§ **ENTRIES SUPPLIED**:
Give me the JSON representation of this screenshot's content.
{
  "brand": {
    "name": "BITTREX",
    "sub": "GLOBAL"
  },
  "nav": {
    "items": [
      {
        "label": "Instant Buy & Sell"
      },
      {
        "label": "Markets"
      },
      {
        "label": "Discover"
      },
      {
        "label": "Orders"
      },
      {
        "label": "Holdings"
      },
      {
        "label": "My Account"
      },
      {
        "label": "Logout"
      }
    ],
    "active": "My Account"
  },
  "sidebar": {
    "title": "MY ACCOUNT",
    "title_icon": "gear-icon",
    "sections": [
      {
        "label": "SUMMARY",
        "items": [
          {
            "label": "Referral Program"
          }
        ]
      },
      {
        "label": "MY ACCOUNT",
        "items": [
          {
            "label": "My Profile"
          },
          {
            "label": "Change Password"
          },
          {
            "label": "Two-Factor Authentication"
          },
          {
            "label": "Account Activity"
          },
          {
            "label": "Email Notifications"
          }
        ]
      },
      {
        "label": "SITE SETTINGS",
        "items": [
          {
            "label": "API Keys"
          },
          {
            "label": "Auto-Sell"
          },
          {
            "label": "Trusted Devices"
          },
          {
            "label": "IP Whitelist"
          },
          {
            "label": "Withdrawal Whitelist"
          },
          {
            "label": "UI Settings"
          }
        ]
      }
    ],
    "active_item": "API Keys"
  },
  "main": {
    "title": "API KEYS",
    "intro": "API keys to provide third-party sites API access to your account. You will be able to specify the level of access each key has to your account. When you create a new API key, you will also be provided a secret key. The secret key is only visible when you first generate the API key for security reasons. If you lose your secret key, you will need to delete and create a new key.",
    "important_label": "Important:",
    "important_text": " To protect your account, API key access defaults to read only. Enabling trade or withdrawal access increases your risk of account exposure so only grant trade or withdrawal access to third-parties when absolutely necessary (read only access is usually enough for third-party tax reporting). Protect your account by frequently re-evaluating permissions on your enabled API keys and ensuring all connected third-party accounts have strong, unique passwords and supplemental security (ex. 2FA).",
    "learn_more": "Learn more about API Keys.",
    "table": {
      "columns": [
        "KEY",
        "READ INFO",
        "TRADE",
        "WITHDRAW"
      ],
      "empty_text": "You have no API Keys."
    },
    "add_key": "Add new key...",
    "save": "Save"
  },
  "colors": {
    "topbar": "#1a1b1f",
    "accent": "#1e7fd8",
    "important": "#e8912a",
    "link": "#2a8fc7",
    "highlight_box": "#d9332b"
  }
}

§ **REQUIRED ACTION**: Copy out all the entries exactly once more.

§ **RESPONSE TO THE EXERCISE**:
Give me the JSON representation of this screenshot's content.
{
  "brand": {
    "name": "BITTREX",
    "sub": "GLOBAL"
  },
  "nav": {
    "items": [
      {
        "label": "Instant Buy & Sell"
      },
      {
        "label": "Markets"
      },
      {
        "label": "Discover"
      },
      {
        "label": "Orders"
      },
      {
        "label": "Holdings"
      },
      {
        "label": "My Account"
      },
      {
        "label": "Logout"
      }
    ],
    "active": "My Account"
  },
  "sidebar": {
    "title": "MY ACCOUNT",
    "title_icon": "gear-icon",
    "sections": [
      {
        "label": "SUMMARY",
        "items": [
          {
            "label": "Referral Program"
          }
        ]
      },
      {
        "label": "MY ACCOUNT",
        "items": [
          {
            "label": "My Profile"
          },
          {
            "label": "Change Password"
          },
          {
            "label": "Two-Factor Authentication"
          },
          {
            "label": "Account Activity"
          },
          {
            "label": "Email Notifications"
          }
        ]
      },
      {
        "label": "SITE SETTINGS",
        "items": [
          {
            "label": "API Keys"
          },
          {
            "label": "Auto-Sell"
          },
          {
            "label": "Trusted Devices"
          },
          {
            "label": "IP Whitelist"
          },
          {
            "label": "Withdrawal Whitelist"
          },
          {
            "label": "UI Settings"
          }
        ]
      }
    ],
    "active_item": "API Keys"
  },
  "main": {
    "title": "API KEYS",
    "intro": "API keys to provide third-party sites API access to your account. You will be able to specify the level of access each key has to your account. When you create a new API key, you will also be provided a secret key. The secret key is only visible when you first generate the API key for security reasons. If you lose your secret key, you will need to delete and create a new key.",
    "important_label": "Important:",
    "important_text": " To protect your account, API key access defaults to read only. Enabling trade or withdrawal access increases your risk of account exposure so only grant trade or withdrawal access to third-parties when absolutely necessary (read only access is usually enough for third-party tax reporting). Protect your account by frequently re-evaluating permissions on your enabled API keys and ensuring all connected third-party accounts have strong, unique passwords and supplemental security (ex. 2FA).",
    "learn_more": "Learn more about API Keys.",
    "table": {
      "columns": [
        "KEY",
        "READ INFO",
        "TRADE",
        "WITHDRAW"
      ],
      "empty_text": "You have no API Keys."
    },
    "add_key": "Add new key...",
    "save": "Save"
  },
  "colors": {
    "topbar": "#1a1b1f",
    "accent": "#1e7fd8",
    "important": "#e8912a",
    "link": "#2a8fc7",
    "highlight_box": "#d9332b"
  }
}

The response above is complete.